  9. ^ a b c d e f Quintanar Hinojosa, Beatriz (2008). "Toluca y Tepotzotlán:cultura multicolor" [Toluca and Tepotzotlán:multicolored culture]. Mexico Desconocido:Estado de Mexico (in Spanish) (Mexico City: Grupo Editorial Impresiones Aéreas): 52–59. ISSN 1870-9400. 
  10. ^ a b c d e f g h Novo, Gerardo; Jorge de la Luz (2002). "Tepotzotlán". The State of Mexico. Mexico City: Ediciones Nueva Guia SA de CV. ISBN 968-5437-26-2. 
  11. ^ Lopez de Wehlen, Clara (2004). Museo Nacional del Virreinato:Colegio de San Francisco Javier, Tepotzotlan (in Spanish). D.G. José Carlos Luna A. pp. 21–22. ISBN 970-93239-0-3. 
  12. ^ Lopez de Wehlen, Clara (2004). Museo Nacional del Virreinato:Colegio de San Francisco Javier, Tepotzotlan (in Spanish). D.G. José Carlos Luna A. p. 49. ISBN 970-93239-0-3. 
  13. ^ Lopez de Wehlen, Clara (2004). Museo Nacional del Virreinato:Colegio de San Francisco Javier, Tepotzotlan (in Spanish). D.G. José Carlos Luna A. p. 50. ISBN 970-93239-0-3. 
  14. ^ Lopez de Wehlen, Clara (2004). Museo Nacional del Virreinato:Colegio de San Francisco Javier, Tepotzotlan (in Spanish). D.G. José Carlos Luna A. pp. 22–23. ISBN 970-93239-0-3. 
  15. ^ Lopez de Wehlen, Clara (2004). Museo Nacional del Virreinato:Colegio de San Francisco Javier, Tepotzotlan (in Spanish). D.G. José Carlos Luna A. p. 25. ISBN 970-93239-0-3. 
  16. ^ Lopez de Wehlen, Clara (2004). Museo Nacional del Virreinato:Colegio de San Francisco Javier, Tepotzotlan (in Spanish). D.G. José Carlos Luna A. pp. 26–27. ISBN 970-93239-0-3. 

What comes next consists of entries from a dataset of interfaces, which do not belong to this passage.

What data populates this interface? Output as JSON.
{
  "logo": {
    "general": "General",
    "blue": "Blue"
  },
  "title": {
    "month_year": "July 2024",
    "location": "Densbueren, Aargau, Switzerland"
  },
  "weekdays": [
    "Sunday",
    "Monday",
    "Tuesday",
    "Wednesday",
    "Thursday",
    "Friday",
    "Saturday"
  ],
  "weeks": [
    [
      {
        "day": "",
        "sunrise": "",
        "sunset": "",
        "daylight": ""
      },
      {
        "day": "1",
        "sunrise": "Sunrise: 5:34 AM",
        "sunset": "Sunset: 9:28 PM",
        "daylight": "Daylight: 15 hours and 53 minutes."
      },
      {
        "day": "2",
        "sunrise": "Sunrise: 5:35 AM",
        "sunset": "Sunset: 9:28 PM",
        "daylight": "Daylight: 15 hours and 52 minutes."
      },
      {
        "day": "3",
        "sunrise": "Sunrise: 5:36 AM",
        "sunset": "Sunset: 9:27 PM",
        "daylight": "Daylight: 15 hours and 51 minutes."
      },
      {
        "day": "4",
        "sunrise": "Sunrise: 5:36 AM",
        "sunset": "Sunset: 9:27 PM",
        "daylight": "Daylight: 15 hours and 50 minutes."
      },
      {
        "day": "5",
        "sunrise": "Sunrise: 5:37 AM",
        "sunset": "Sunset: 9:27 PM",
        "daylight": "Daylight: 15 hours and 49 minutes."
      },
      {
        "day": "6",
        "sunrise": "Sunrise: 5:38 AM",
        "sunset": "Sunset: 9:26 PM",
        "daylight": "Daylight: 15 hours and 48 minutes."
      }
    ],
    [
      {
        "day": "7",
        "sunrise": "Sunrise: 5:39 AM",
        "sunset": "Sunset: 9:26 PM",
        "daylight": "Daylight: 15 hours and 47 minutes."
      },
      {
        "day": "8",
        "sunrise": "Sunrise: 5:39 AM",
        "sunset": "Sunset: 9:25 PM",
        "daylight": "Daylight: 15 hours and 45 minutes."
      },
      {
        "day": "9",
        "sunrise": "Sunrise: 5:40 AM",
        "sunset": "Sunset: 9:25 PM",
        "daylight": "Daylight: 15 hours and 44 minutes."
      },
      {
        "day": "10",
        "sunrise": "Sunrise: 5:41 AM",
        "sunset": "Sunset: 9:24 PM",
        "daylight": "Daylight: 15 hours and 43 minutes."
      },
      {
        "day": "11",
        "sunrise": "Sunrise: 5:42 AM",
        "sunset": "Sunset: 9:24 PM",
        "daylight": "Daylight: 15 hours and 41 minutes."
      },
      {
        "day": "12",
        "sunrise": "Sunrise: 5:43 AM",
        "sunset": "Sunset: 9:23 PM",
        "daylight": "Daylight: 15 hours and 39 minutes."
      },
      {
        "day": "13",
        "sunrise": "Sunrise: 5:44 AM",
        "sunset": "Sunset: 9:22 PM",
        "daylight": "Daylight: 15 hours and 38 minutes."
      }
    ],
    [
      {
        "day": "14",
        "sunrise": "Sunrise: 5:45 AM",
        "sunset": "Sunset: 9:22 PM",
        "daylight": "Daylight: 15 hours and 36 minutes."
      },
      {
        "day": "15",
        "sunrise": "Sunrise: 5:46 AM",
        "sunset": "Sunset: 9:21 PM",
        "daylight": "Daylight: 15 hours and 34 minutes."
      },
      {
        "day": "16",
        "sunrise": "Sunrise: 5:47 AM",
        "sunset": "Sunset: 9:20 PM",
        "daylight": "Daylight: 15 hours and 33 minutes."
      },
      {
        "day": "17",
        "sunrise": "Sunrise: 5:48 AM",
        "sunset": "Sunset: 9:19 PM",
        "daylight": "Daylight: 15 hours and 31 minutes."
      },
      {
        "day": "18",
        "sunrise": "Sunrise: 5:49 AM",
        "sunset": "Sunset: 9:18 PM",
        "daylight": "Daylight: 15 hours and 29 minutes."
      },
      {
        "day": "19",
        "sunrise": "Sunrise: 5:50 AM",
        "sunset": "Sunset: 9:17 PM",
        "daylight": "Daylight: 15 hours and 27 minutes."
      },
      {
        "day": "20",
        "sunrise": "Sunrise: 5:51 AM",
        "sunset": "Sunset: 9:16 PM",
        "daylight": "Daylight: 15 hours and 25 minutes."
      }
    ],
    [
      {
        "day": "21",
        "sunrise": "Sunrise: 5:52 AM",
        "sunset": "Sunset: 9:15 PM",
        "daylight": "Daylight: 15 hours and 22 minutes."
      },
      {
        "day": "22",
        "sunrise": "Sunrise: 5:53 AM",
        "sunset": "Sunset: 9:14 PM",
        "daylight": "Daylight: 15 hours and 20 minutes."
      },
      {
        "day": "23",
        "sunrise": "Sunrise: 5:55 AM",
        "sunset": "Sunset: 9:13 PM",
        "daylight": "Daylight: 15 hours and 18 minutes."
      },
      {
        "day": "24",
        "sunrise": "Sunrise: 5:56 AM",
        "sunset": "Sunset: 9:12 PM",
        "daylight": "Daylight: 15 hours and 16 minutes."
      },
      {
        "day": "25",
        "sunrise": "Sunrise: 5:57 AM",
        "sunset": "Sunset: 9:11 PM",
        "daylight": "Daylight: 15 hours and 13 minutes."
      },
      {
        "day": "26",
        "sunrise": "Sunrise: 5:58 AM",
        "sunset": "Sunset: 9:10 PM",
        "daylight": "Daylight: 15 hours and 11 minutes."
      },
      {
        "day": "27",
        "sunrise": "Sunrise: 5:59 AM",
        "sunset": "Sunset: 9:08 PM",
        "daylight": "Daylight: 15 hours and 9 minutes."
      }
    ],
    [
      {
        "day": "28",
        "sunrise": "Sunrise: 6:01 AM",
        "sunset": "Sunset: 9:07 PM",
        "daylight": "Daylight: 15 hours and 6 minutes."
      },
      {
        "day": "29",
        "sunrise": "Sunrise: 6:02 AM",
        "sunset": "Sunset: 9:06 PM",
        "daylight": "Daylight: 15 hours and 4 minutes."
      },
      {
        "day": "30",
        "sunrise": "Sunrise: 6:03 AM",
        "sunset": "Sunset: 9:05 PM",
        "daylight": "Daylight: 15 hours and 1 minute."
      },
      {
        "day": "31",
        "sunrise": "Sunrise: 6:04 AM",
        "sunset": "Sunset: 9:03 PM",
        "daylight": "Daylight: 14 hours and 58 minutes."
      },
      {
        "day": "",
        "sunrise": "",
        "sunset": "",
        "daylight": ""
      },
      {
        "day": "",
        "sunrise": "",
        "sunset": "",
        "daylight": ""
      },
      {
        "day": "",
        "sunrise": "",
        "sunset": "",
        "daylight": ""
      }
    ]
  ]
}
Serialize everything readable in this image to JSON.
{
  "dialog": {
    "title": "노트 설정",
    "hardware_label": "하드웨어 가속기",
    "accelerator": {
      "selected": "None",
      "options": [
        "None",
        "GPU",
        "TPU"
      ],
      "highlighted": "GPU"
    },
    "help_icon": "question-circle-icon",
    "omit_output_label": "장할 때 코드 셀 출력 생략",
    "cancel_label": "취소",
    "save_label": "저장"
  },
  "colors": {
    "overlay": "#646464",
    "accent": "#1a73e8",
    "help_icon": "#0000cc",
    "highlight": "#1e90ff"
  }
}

  17. ^ Lopez de Wehlen, Clara (2004). Museo Nacional del Virreinato:Colegio de San Francisco Javier, Tepotzotlan (in Spanish). D.G. José Carlos Luna A. p. 28. ISBN 970-93239-0-3.